**Aim of the task**:
Please count the lines in these records that contain "January" and give only that count.
# # # # #
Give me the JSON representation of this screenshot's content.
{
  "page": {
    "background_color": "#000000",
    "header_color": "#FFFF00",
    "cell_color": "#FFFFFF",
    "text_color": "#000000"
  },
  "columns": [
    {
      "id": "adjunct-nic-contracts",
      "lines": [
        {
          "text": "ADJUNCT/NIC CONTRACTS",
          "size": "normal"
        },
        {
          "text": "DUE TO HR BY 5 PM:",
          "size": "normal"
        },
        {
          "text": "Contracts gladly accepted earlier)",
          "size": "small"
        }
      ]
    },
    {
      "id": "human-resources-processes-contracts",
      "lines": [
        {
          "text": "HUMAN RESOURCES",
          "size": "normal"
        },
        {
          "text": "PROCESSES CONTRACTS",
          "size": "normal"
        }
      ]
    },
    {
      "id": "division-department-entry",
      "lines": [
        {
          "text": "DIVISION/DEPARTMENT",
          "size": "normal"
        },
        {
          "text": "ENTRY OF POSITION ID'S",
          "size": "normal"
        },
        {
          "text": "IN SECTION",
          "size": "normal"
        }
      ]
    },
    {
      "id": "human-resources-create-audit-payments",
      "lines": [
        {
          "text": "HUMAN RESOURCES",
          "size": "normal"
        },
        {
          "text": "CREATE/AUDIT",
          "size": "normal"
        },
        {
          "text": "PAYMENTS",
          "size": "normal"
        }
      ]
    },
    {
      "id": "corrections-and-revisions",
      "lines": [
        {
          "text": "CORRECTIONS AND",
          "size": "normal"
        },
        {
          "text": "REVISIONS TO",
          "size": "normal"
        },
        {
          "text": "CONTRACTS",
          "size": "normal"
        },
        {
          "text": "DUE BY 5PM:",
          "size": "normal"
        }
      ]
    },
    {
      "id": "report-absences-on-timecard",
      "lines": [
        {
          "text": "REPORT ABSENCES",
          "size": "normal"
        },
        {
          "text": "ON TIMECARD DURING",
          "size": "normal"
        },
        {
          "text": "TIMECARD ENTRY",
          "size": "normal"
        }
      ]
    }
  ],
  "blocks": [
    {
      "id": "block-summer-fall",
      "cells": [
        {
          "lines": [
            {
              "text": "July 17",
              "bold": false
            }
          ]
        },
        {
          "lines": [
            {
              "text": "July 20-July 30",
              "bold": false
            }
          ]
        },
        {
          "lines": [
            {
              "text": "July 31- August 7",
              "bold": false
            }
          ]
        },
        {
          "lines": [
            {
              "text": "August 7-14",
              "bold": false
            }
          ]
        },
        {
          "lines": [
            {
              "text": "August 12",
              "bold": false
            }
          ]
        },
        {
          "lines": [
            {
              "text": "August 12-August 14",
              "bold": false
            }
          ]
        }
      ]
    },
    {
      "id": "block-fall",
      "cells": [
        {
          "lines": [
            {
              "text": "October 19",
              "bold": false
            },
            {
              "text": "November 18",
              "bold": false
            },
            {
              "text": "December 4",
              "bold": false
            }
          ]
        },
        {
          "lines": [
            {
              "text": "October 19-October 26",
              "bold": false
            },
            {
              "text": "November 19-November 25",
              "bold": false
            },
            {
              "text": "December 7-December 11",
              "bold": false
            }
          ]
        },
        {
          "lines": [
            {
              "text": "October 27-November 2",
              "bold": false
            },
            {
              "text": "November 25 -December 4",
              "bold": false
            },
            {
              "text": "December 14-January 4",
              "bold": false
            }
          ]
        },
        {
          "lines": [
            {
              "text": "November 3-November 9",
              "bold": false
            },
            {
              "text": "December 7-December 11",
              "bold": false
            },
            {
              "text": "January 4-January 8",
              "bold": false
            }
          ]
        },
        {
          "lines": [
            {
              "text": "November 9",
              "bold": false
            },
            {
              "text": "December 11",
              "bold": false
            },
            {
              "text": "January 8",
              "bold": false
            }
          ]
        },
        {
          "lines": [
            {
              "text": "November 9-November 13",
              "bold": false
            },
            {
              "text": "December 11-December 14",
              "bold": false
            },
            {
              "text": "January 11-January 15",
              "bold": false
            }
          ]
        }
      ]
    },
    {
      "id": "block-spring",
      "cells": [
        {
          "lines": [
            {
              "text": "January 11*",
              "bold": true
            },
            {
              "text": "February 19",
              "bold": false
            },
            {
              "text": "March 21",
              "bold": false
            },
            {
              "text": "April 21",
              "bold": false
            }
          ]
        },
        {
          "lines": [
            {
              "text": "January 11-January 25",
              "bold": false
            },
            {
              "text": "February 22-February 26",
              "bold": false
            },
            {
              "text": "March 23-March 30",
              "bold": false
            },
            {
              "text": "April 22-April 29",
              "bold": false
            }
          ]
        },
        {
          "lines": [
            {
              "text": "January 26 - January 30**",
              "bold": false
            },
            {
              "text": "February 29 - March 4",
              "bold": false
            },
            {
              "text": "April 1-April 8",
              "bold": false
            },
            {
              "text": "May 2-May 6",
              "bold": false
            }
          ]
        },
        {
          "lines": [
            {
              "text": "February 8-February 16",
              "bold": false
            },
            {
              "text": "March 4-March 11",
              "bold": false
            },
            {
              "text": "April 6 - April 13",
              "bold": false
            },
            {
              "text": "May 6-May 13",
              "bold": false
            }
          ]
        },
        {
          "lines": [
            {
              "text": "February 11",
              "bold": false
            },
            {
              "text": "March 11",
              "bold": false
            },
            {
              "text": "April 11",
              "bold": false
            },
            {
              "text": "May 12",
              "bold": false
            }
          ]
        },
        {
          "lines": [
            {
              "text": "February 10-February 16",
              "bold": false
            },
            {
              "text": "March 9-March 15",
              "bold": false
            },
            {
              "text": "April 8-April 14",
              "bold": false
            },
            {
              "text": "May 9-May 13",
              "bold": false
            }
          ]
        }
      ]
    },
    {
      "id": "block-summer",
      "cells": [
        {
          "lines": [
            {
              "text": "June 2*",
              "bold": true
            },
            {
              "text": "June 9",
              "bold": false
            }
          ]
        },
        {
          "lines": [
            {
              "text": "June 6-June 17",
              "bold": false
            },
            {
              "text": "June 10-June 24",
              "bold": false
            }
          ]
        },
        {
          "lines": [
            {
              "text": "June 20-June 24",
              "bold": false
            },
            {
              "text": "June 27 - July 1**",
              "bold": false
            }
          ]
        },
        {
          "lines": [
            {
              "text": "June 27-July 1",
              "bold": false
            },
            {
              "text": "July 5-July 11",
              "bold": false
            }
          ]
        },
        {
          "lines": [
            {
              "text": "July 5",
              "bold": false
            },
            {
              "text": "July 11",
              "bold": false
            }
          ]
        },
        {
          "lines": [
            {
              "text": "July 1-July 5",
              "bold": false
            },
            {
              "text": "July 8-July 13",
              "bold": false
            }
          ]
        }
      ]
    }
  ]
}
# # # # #
**Written answer**:
7